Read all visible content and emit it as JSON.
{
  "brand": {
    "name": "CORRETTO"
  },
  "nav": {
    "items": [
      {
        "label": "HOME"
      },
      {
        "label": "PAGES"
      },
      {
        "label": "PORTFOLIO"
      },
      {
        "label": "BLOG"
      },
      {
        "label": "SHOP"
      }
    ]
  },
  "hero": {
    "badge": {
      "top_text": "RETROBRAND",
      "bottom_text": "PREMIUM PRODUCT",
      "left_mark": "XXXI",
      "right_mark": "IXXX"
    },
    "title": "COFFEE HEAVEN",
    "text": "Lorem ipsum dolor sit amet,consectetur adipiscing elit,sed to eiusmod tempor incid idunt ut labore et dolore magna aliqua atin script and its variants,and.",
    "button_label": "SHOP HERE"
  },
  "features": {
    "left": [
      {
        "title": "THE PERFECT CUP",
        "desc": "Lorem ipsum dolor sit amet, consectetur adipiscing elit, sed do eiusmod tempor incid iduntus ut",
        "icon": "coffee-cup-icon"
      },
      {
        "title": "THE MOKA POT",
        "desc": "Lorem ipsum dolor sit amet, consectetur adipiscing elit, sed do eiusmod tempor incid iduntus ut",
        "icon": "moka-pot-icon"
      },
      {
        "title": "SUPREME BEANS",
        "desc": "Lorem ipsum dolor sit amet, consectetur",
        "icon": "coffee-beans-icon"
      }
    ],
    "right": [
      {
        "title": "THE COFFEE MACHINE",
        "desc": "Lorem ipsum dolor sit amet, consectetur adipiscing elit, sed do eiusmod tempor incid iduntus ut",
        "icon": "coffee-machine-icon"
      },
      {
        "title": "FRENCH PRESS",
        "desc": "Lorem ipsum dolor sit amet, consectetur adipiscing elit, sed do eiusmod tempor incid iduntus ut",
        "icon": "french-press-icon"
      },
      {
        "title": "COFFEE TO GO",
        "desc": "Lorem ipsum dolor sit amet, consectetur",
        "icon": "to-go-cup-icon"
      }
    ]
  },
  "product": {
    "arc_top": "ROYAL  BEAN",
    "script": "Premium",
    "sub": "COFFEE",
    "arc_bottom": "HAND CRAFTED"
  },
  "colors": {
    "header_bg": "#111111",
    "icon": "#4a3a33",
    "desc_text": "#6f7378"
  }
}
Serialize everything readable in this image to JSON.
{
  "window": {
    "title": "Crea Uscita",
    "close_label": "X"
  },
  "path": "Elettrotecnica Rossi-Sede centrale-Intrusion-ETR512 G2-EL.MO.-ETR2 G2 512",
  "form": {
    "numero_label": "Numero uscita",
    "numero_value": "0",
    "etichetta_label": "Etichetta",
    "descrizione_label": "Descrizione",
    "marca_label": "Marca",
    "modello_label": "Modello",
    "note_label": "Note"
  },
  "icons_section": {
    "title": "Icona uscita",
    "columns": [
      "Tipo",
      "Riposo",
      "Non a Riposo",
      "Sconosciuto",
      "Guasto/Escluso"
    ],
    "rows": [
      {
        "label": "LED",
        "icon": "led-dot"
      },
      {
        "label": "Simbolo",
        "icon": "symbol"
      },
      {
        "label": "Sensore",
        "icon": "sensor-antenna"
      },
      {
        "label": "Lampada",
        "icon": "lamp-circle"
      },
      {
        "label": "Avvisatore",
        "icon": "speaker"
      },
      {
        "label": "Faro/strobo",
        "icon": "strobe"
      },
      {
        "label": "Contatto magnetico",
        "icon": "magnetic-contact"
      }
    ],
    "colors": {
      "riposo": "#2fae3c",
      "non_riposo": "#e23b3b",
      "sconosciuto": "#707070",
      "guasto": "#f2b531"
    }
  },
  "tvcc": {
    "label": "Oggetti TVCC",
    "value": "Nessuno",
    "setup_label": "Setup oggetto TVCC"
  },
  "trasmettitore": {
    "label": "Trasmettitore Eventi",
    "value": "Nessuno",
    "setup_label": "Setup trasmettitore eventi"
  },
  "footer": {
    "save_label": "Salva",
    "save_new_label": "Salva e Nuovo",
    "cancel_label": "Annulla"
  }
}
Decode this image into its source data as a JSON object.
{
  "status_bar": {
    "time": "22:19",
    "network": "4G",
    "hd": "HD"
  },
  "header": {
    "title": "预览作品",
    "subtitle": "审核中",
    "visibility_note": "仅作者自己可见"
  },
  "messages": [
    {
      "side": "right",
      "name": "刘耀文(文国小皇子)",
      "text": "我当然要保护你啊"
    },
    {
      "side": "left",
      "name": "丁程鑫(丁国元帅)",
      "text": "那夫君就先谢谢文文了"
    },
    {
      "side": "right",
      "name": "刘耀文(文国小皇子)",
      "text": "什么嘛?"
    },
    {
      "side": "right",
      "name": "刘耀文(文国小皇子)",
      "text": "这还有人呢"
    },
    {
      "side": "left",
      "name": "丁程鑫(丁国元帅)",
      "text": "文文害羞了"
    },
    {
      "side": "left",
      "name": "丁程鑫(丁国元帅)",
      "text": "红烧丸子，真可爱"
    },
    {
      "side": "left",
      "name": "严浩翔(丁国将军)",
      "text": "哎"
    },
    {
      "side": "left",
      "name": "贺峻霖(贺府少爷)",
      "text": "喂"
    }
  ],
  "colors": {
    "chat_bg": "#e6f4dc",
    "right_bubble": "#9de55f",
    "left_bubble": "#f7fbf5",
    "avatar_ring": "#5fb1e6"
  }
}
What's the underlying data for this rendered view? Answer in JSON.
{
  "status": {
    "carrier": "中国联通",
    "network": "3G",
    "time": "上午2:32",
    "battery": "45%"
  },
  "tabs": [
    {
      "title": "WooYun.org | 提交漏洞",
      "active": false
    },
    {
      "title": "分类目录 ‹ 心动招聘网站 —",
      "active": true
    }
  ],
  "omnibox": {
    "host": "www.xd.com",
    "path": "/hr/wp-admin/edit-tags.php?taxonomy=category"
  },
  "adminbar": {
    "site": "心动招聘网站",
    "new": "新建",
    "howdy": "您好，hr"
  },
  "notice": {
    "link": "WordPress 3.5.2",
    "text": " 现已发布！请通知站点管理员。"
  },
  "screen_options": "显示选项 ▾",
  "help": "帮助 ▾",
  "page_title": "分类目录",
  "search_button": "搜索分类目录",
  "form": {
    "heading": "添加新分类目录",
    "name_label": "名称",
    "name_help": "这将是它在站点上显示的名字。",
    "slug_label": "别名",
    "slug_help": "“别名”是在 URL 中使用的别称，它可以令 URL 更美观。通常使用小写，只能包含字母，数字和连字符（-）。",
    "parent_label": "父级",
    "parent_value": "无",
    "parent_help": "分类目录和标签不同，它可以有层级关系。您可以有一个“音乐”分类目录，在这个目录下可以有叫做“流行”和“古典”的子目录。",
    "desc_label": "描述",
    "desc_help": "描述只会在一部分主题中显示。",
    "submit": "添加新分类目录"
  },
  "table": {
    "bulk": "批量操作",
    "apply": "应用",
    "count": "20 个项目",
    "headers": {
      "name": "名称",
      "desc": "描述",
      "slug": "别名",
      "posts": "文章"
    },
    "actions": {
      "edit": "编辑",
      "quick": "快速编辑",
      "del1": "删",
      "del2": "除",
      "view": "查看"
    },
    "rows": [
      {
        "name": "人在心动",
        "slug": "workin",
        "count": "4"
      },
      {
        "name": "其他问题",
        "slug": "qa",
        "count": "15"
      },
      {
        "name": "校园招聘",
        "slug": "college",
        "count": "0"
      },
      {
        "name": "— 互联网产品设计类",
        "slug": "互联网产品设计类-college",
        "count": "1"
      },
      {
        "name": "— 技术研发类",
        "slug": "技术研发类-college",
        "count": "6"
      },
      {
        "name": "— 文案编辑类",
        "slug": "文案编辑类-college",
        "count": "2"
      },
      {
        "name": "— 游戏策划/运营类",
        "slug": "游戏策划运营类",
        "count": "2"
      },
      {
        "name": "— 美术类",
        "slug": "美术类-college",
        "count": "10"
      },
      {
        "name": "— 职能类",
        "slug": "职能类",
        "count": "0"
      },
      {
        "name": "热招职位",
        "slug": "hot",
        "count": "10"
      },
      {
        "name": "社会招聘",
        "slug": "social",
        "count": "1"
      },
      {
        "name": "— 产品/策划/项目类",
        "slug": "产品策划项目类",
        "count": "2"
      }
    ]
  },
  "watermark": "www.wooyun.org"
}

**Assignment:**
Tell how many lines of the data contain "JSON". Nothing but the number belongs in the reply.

**Your response:**
4